You’ve probably seen some variation of the “unfollow me if you don’t support Black Lives Matter” post on social media in recent weeks, almost always posted by a white person, at least in my feed. While I understand the urge to cut people out of your virtual or real life if they do not understand Black Lives Matter, this attitude doesn’t help anybody.
We live in a fundamentally white supremacist society that politically, economically, aesthetically, socially and psychologically rewards whiteness. We are all individually responsible for being more ethical than the society that raised us.
But if your family has not raised you to be anti-racist — most white people can’t see or don’t acknowledge continuing racial injustice due to colorblind narratives that start in childhood — and your friend groups and neighbors agree with you, where do you start, especially if everyone posting “woke” things on your feed is saying you’re beyond help?
There are three reasons that white disengagement from online racism is problematic. First, as this Instagram post argues, it exempts the person posting it from confronting racism and from using their privilege to begin to change someone’s mind. Those conversations are anti-racist actions which we should commit to, not just on social media but in our predominantly white homes, classrooms and workplaces.
Second, it reduces those people’s exposure to anti-racist ideas and closes them off from change, whether or not they ever discuss the posts. In other words, your infographic about systemic racism has more potential to help your implicitly or explicitly racist followers than it will for your “woke” friends.
Third, it implicitly asserts that no one ever had to help you overcome a bias or problematic behavior or belief. Maybe that’s true, but most of us have needed help at one point or another.
In my high school paper’s newsroom, I was the only conservative person as far as I can recall. The product of a Fox News devotee household, I entered high school holding views I now believe are deeply problematic.
Instead of treating me with hostility, my peers engaged with me about what I believed when politics came up in the newsroom — so, every day. I often felt embarrassed, not because they were hostile, but because they often showed me logical and factual flaws in my belief system.
I don’t remember all of the things I said, but looking back, I’m sure some of them were rooted in inexcusable ignorance of systemic and overt racism. It was uncomfortable and frustrating for me, and I’m sure it was uncomfortable and frustrating for my friends.
By the time my dad and I got home from our last-minute trip to the Iowa caucuses in February 2016, I knew that it was no longer accurate to call myself conservative. My friends’ willingness to enter into discomfort left nagging doubts that became impossible to overcome. However, I wasn’t willing to admit that I had been wrong or to confront what to do about it.
For over a year, I continued to behave in writing and in conversation as if my beliefs hadn’t changed. When I look back, I am ashamed not because I had to grow and change, but because I refused to admit that I had done so. Looking back at those disingenuous pieces I wrote is much harder than looking back at pieces I disagree with but that my former self argued in good faith.
If you are a reader in a position like I was, remember that you don’t owe the world a gradual shift. Continuing down a path you believe or suspect is wrong for the sake of your pride is not worth it. Admit that you were wrong, change course and commit to doing better. Remember: Google is free.

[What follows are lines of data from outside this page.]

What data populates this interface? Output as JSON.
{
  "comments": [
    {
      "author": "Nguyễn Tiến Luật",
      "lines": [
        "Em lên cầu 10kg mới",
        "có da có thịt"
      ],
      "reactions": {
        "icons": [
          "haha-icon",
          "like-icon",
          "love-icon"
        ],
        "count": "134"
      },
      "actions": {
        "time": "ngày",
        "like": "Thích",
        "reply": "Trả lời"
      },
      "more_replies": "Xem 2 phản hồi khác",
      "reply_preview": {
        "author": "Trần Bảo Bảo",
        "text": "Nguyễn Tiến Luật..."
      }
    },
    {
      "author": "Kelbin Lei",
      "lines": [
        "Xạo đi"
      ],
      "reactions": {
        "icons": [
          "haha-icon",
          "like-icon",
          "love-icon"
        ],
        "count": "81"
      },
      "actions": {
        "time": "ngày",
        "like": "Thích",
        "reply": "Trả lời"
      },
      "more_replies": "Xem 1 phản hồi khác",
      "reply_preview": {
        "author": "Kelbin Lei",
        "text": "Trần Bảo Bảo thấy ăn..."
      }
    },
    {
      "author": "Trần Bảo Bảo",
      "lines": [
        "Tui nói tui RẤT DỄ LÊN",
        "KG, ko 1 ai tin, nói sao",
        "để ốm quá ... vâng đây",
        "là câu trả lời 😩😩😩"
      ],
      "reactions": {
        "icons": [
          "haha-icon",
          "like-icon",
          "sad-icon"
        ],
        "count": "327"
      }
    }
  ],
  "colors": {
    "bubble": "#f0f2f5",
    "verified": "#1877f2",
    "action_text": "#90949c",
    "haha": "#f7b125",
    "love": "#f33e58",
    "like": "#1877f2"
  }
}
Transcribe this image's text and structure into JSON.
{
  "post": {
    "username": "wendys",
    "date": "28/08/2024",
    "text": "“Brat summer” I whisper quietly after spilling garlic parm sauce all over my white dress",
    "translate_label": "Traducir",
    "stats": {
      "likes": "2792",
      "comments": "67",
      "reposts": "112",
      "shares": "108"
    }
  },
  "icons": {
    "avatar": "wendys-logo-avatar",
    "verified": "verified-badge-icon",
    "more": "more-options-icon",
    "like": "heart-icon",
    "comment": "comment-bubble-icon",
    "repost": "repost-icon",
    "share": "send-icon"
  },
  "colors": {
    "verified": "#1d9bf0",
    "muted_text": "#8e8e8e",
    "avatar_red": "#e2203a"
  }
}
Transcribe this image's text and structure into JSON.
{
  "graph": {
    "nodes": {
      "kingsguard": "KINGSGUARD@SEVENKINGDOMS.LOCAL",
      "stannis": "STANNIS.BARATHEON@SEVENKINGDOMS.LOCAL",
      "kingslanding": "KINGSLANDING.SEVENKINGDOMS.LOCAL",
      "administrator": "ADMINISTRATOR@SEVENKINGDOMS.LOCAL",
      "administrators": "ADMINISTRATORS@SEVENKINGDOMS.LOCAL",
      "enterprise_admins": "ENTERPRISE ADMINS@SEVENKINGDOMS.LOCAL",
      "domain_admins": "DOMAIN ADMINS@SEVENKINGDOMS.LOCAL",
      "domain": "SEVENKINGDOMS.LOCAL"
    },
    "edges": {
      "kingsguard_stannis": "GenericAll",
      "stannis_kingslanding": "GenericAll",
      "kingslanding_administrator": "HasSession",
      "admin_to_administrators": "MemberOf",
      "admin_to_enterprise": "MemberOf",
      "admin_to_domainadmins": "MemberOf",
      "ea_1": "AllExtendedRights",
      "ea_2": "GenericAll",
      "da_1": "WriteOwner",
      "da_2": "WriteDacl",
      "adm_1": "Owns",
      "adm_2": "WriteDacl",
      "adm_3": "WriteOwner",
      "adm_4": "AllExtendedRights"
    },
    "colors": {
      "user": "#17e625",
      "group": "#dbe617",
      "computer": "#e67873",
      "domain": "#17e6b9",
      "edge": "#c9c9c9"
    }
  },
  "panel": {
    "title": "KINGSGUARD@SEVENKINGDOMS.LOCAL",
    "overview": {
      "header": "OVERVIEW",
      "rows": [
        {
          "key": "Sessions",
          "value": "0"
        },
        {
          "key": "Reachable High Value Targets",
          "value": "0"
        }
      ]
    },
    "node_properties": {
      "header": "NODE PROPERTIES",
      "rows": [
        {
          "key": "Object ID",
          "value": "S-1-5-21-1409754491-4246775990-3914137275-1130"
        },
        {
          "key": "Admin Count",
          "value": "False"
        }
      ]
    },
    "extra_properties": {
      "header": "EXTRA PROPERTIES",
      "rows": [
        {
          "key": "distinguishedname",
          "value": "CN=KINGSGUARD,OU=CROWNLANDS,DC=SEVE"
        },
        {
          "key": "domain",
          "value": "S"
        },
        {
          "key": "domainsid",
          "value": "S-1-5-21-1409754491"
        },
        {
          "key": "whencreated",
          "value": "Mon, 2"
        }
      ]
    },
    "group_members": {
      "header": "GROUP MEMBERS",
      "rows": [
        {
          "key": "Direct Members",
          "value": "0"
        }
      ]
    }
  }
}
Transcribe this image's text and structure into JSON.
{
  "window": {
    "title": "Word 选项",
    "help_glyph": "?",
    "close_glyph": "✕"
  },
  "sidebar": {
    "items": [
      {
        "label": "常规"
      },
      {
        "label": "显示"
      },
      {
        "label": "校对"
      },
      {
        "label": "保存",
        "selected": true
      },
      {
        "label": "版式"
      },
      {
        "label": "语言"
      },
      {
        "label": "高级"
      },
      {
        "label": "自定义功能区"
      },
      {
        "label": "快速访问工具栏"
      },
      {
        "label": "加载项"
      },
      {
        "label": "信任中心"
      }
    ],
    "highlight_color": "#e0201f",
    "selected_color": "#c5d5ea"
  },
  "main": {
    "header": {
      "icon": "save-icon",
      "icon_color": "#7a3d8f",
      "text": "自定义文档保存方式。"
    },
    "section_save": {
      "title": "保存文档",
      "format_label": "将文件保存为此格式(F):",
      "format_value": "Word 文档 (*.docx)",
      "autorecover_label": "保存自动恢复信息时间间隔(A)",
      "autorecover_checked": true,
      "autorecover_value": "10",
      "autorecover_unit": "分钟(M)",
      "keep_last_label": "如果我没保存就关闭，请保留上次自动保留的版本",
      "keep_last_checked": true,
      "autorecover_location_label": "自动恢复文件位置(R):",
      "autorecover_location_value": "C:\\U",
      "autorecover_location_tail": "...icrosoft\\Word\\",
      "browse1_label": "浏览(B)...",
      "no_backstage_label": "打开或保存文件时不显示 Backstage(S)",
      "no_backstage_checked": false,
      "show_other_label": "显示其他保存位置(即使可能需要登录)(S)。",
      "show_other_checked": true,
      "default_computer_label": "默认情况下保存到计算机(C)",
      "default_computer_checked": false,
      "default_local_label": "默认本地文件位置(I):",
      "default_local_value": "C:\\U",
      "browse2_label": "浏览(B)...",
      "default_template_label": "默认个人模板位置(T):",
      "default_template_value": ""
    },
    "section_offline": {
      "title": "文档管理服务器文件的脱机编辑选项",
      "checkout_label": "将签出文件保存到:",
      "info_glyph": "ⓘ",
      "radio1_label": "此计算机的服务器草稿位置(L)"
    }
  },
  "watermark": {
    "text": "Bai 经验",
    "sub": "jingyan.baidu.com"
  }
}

If you are a reader in a position like my friends were, remember that “ally” should be a verb, not a self-proclaimed label. Discomfort is a fundamental part of progress and therefore a fundamental part of allyship, no matter what type of bigotry you are confronting. Something you can do in this moment to make the world better is to try to bring other white people around to anti-racist ideas and actions, even though it would be easier to simply disengage.
As Ray Bradbury asserts in “Fahrenheit 451,” “If you hide your ignorance, no one will hit you and you’ll never learn.” Plenty of people aren’t bothering to hide their ignorance. The least you can do is hit them.
Kaitlyn Radde (she/her) is a rising junior studying political science. She plans to pursue a career in public interest law.